What to Include in a Parent-Child Contract for Virtual School
Like fingerprints or snowflakes, each virtual school family is unique! And that’s one of the joys of this form of education—the ability to customize learning and the learning schedule to suit the family’s lifestyle. Despite their unique differences, many experienced online school families use similar tools and approaches to ensure that their children succeed in their studies. In this post, we’ll examine how a simple parent– or Learning Coach–child contract helps keep three students headed in the right direction.
To see firsthand how one of our families does virtual school, I spent the day with a family enrolled in our online school in Pennsylvania. The family included multiple children, one high school student and two middle schoolers. Their mom serves as the students’ main Learning Coach while she works from home. Their dad is supportive and involved. He works nearby and sometimes comes home for lunch with the kids.
Each student had a designated and neatly organized school area in his or her room with a desk, computer, learning materials, and school supplies. In addition, a Learning Coach–Student contract was displayed above each desk. The students’ mom developed a set of expectations for her children and formalized basic rules, consequences, and privileges, as well as important contact details in a parent–child contract that each of her students signed at the beginning of the school year. It serves as a daily reference to remind the kids of the rules they’d agreed upon for effective at-home learning. What follows is a summary of the contents of the contract sheet used by this successful virtual school family. We hope you’ll use this list as a guideline for developing your own “Learning Coach–Student Contract”!
A Daily Routine
The contract itemizes the family’s established schedule for a day of online school. This includes what time they wake up, a checklist of tasks that make up their morning routine, and what time schoolwork starts. For this family, the schedule includes exercise at the gym, breakfast, showering, and getting dressed, as well as small household chores and personal devotions. In addition, lunchtime and quitting time are included.
Rules for School
Rules of conduct for participating in online school are clearly spelled out in the family’s school contract.
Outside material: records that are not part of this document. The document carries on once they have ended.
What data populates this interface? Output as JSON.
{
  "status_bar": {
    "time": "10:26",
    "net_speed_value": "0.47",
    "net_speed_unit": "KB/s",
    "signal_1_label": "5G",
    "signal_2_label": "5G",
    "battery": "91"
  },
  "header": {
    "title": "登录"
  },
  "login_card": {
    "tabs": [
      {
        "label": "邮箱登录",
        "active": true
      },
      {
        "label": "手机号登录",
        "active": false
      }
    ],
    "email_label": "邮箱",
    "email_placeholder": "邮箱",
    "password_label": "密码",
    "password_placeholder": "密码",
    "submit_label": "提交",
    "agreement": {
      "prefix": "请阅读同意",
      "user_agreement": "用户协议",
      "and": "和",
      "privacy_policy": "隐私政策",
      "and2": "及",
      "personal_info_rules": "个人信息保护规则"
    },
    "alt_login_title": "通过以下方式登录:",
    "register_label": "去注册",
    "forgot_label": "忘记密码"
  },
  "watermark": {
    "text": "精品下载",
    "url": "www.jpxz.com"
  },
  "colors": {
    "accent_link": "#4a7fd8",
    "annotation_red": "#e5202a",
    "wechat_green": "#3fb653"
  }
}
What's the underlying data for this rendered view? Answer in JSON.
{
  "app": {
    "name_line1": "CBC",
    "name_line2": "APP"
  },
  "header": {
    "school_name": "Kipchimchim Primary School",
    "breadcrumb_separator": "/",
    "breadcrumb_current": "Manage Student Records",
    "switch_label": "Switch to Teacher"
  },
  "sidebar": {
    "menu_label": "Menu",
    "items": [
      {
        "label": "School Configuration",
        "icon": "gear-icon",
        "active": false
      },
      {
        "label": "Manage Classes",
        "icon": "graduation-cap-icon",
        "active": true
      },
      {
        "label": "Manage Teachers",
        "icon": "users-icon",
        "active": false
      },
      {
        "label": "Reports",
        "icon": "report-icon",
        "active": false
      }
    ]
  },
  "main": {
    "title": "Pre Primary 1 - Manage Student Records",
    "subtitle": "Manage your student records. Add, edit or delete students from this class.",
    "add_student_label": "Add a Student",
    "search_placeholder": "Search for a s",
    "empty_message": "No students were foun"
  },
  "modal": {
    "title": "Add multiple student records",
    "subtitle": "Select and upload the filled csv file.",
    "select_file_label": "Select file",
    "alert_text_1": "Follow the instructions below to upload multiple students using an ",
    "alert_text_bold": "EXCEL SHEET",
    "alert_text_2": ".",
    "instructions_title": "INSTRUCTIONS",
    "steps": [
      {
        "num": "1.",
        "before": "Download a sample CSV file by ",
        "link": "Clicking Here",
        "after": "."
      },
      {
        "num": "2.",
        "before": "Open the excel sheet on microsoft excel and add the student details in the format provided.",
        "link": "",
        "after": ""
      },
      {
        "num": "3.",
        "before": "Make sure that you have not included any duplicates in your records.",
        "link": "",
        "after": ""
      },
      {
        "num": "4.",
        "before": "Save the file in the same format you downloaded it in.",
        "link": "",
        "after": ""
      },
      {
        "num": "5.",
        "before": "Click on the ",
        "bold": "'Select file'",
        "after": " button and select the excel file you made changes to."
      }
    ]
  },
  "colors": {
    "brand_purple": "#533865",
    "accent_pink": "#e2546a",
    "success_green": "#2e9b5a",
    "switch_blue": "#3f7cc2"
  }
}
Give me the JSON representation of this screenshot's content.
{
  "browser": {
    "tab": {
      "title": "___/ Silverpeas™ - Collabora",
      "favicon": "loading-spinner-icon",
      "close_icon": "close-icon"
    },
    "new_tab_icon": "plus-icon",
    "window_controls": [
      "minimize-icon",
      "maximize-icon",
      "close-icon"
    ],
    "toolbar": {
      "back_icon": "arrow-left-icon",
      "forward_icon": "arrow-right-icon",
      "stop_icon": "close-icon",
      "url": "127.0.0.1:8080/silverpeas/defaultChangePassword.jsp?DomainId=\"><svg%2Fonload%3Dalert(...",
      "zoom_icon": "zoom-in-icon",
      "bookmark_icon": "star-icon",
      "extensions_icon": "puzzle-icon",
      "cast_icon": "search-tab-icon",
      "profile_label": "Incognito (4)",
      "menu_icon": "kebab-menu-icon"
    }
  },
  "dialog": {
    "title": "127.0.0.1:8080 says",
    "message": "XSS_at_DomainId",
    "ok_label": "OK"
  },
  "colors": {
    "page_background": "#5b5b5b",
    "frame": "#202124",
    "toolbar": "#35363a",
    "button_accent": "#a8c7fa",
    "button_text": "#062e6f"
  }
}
Among the most important: cell phone use, TV use, and other digital distractions are strictly prohibited during school hours, although the cell phone can be used for contacting a teacher for help or for a genuine emergency.
Taking a Break
The contract sheet specifies that students can take short breaks of five to fifteen minutes at any time, as long as they don’t disturb their siblings. Suggestions for break time are listed, including playing with the dog, taking a walk, getting a drink or snack, or hitting some golf balls.
Because a child’s idea and an adult’s idea of “cleaning up” are very different, the details involved in organizing the study area are spelled out clearly in the contract. At the end of the learning day, the students in this family are required to return their books and supplies to specific locations and to file completed work in the proper folders and binders.
To provide incentives for adhering to their schedule and school rules, the family had agreed on an assortment of small rewards, personalized for each student. These included a favorite type of gum or candy, a treat from the frozen yogurt shop, lunch with their grandmother, or small amounts of spending money. (Note that by limiting the number of rewards listed, you help limit the amount of stalling or dawdling a student can do while making his or her choice!) For your family’s school contract, you might want to add how often these incentives will be awarded.
As in any situation involving kids, it’s important to specify the negative consequences of not following school rules. For this family, the disobedient student would receive a mom-imposed “detention” that delayed the end of the school day. Depending upon the age of your children, other approaches might include timeouts, loss of privileges, or shortened TV or gaming time.
To encourage her kids to be proactive about their education and make it easy for them to reach out for help, the mom added complete teacher contact info on each student’s contract. This includes each teacher’s email address, phone number, and office hours, plus Internet links to his or her virtual classroom.
This mom also wanted her children to be empowered to take action if they experienced “technical difficulties” while she was unavailable, so she listed the location for online help as well as the phone number for the school’s technical support help desk. If your children are younger, you may want to make “Call Mom” or “Call Dad” the first step!
If they need even more assistance with their schoolwork, the students in this family know where to turn. Their Learning Coach–Student contract lists the times and links for online tutoring sessions and shows where to locate references and resources, plus message boards for school-specific forum discussions. With so many options for support—plus involved parents—students are sure to succeed! (And some virtual schools offer resources to help new Learning Coaches succeed, too!)
By organizing vital information in one central parent–child contract sheet, you empower your children to learn to be self-sufficient. Naturally, parent follow-up plays an important role in this learning process, but every effort you make will pay off in the long run when your students begin to take charge of their education and demonstrate personal responsibility!
What tools and strategies have you used to help your child become an independent learner? Share your ideas in the comments.